What are Tax Free Investments (TFIs), should they be part of my investment portfolio and can they benefit me in any way in regard to reducing my tax liability?

This is a question often asked by individual taxpayers. We at RSM, are experiencing an increasing number of our clients investing in TFIs, evidence of which is seen from the IT3(s) Tax Certificates provided when preparing individual tax returns.

TFIs were introduced by National Treasury in South Africa from 1 March 2015 with the aim of encouraging savings in South Africa. South Africans are well known to have a low level of household savings in proportion to their debt. Investment in TFIs also leads to increasing the total savings in the economy, which promotes economic growth.

TFIs can be a way of saving towards a long-term goal, such as a deposit on a house, future tertiary educational needs or to supplement retirement savings. TFIs should be used as a long-term investment vehicle with the aim of making the best use of the compound effect of tax-free growth. In other words, the real benefits are realised over the long term.

The most important thing to remember about TFIs is that individuals do not pay income tax, dividends tax or capital gains tax on the returns from these investments. Subsequent withdrawals from these TFIs are also free of tax. 

However, contributions made to TFIs are not deductible for income tax purposes. An individual cannot deduct contributions from annual income with the aim of reducing tax liability.

SARS sets an annual limit each year on the maximum amount an individual may contribute to a TFI. The limit for the 2021/2022 tax year of assessment is R36,000.

Investments in TFIs are limited to individuals and are not available to corporations and trusts. 

An individual may contribute to more than one TFI, however, in aggregate the total amount invested is limited to R36,000 for that year of assessment. If an individual invests more than R36,000 in that year of assessment, then any contributions over R36,000 will be taxed at 40%.  This penalty is added to the normal tax payable on assessment. If an individual invests less than R36,000, the unused portion does not  roll-over to the subsequent year of assessment.

The maximum amount an individual may invest over their lifetime in a TFI is R500,000.

It should be noted that the returns earned on the investment are not included in the lifetime limit.  There is no fixed investment period, but if an individual withdraws any of their funds, they cannot be replaced and will in effect reduce their annual and lifetime limits. Any further contribution will be regarded as a new contribution.

It should also be noted that investment in a TFI does not provide protection against creditors.  The TFI will form part of the insolvent estate, therefore creditors would have a claim against the TFI. On the taxpayer’s death, the TFI is included in the estate and subject to estate duty.  However, the returns from the TFI will not be taxed, nor will the estate be liable for CGT on date of death nor on withdrawal from the TFI.

TFI accounts may not be transferred from one person to another, an individual may not take out a loan against a TFI or cede it or use it as any form of security. It cannot be used as an account for debit orders or stop orders, credit card or debit card payments, nor accessed by an ATM.
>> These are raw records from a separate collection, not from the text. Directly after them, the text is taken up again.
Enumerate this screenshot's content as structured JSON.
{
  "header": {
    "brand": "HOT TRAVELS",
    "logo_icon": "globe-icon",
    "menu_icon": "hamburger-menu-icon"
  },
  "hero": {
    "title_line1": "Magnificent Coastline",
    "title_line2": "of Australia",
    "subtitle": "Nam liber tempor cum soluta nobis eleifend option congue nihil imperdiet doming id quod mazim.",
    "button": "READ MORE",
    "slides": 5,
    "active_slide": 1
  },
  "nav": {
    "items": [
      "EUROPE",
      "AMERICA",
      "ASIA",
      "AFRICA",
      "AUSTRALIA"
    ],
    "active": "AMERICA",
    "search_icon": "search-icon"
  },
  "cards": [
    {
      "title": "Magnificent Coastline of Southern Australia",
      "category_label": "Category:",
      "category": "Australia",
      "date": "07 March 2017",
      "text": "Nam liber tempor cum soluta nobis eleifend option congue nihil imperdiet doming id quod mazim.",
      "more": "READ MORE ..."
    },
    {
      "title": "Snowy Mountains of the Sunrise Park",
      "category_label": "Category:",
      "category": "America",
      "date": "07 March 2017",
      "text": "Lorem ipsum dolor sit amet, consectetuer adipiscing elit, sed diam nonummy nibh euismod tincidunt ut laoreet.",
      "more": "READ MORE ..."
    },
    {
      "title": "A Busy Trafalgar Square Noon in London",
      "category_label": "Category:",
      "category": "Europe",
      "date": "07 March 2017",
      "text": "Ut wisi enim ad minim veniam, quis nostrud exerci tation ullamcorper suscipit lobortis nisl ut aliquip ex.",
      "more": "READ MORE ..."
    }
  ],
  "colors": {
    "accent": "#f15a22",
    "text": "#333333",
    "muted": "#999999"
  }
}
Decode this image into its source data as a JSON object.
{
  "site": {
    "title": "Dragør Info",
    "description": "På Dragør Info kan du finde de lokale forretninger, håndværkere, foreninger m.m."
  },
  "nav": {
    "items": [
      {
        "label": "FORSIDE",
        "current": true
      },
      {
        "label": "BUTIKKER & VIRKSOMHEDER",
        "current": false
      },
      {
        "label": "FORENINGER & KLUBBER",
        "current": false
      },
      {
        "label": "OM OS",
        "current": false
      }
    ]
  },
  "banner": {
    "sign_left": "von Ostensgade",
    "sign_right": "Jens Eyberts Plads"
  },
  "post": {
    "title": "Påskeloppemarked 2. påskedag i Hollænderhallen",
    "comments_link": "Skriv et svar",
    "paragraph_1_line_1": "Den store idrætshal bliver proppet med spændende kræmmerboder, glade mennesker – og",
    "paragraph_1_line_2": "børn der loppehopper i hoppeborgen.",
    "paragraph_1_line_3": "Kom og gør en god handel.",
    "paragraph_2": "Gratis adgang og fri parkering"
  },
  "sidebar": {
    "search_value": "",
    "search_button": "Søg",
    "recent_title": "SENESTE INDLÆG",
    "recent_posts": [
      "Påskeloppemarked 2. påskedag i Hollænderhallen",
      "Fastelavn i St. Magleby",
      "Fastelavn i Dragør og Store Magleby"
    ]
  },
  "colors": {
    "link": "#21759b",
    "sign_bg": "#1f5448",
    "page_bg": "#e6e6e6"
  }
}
One good reason for investing in a TFI is to supplement retirement savings, as a TFI provides not only tax free growth but also tax-free withdrawals. Few South Africans retire with enough savings to support themselves in retirement. TFIs can also be useful in increasing the taxpayer’s total offshore or specific asset class exposure, based on their investment goals. Individuals can also gain access to the stock market through TFIs in selected Exchange Traded Funds (ETFs).

A person may open a TFI on behalf of their minor child. However, always remember the annual donations tax threshold of R100,000 per person.

Interest earned in a TFI will not impact the annual interest exemption available to natural persons.  This is because interest generated from a TFI is tax-free, whilst interest earned on a normal savings account is taxable subject to the annual exemption up to R23,800 per year for individuals under 65 and up to R34,500 for individuals 65 and older. 

What types of TFIs can I invest in?

  • Fixed deposits (Money market or Fixed term bank accounts)
  • Unit trusts (Collective Investment Schemes)
  • Retail savings bonds (from National Treasury)
  • Certain endowment policies issued by long-term insurers
  • Linked investment products
  • Exchange traded funds (ETFs) that are classified as Collective Investment Schemes

How do I invest in a TFI?

Contact a Financial Service Provider about investing in a TFI. Service providers can be any stockbroker, asset manager, insurer, bank or linked investment service provider.

In summary, the decision on whether to invest in a TFI should be based on age, income, current investment portfolio and retirement needs. It is most effective when incorporated as part of an existing investment portfolio rather than considering a TFI on its own. The TFI should be seen as a long-term investment due to the compound effect of tax-free growth. Discuss your individual investment needs and tax concerns with your Financial Advisor and Tax Practitioner before investing in a TFI.

Investment today, is a source of income tomorrow.


Individual Tax Compliance Officer, Cape Town